It is said that Lei Hua collected its first Ethereum mining facility for about 10,000 yuan (£ 1107, $ 1,437 USD) and started the extraction of cryptogens at her home in June 2017.
Like all those who know something about mining for Crypto will tell you, this has certainly led to a huge electricity bill. In fact, the machine consumed almost 21 kilowatt hours of electricity a day.
So, to save money on your electric bill, you would have transferred the car to the school where you were working. At the time the installation was discovered about a year later, it would connect seven other mining computers to the school's computer room. His deputy director allegedly remained involved in the mania, took a ninth machine for himself in January, and added it to her eight plants.
She was fired last month after the power theft was detected. His deputy received an official warning. The profits went farewell: a local authority responsible for "disciplinary inspection" would have seized the money you and your deputy would have made.
That computer room, with its nine mining computers of Ethereum buzzing, must have become quite smoky.
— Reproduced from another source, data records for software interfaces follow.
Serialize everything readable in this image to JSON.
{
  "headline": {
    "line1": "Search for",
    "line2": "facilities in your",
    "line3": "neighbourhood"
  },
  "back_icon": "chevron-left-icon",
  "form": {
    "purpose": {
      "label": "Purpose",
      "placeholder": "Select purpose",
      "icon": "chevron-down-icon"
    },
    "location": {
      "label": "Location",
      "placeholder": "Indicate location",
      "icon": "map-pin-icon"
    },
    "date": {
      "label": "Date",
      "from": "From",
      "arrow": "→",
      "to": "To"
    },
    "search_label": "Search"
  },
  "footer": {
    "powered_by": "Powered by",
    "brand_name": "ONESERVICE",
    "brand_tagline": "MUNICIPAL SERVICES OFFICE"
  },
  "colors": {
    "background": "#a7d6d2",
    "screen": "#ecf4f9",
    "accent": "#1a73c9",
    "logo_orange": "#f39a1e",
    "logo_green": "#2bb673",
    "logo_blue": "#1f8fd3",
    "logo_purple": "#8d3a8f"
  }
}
Matthew Hickey, a computer security expert at Hacker House, told the BBC that he would be throbbing with all that power and activity:
The noise and heat of nine active mining machines would have been very evident.
Unfortunately, the cost of electricity really consumes profits and stealing it is a way in which people try to maximize their income, he said:
By avoiding these costs, it is possible to drastically improve the yields of a mining operation.
Energy costs are not the only thing that can eat in that sweet, sweet cryptogenin payoff. Here's another one: the collapse of cryptocurrency rates. Ethereum prices have dropped more than 70% from their peak in February and are currently trading at around $ 214 USD.
If you and your deputy are in fact guilty, they will not be the first to try to dig into the hole by stealing electricity. According to the SCMP, the Xinhua state news agency reported that the police arrested six people in northern Tianjin in April for stealing electricity from the local network to power 600 Bitcoin mining machines.
The BBC also reported in February that scientists were arrested for allegedly encrypting Bitcoin with supercomputers in a secret nuclear warhead, the same one that made the country's first nuclear bomb.
All this makes sense, in a criminal and fundamental way. To make real money with coin-mining, you need a lot of electricity to provide a lot of processing power on a lot of computers.
You have options: you can rent a space in a gigantic server farm for coin management – for example, in Iceland, where electricity is cheap, the weather is cold enough to prevent the collapse of your computers and where 39; mining was on its way to zapping more energy than families this year.
Then again, you can simply steal other people's electricity by connecting their stores. But as those who have been arrested for doing so certainly attest, this has the negative side of being evident.
This is one of the reasons why a new form of malware called cryptojacking has arisen: the theft of electricity, processing power and air conditioning, which inflicts malware that sneaks cryptominer into networks, browsers, coffee shops and more.
You pay the bills, the criminals pocket the proceeds – no computer detector, gangly cables, overheated computer rooms or constant buzzing involved.
If you're curious to learn more about criptomining malware, SophosLabs has published a technical report in January it offers a fascinating look at how much effort cybercriminals are willing to put in place to get their encryption code accepted in the Android Play Store, and then make it rubberstamped by Google.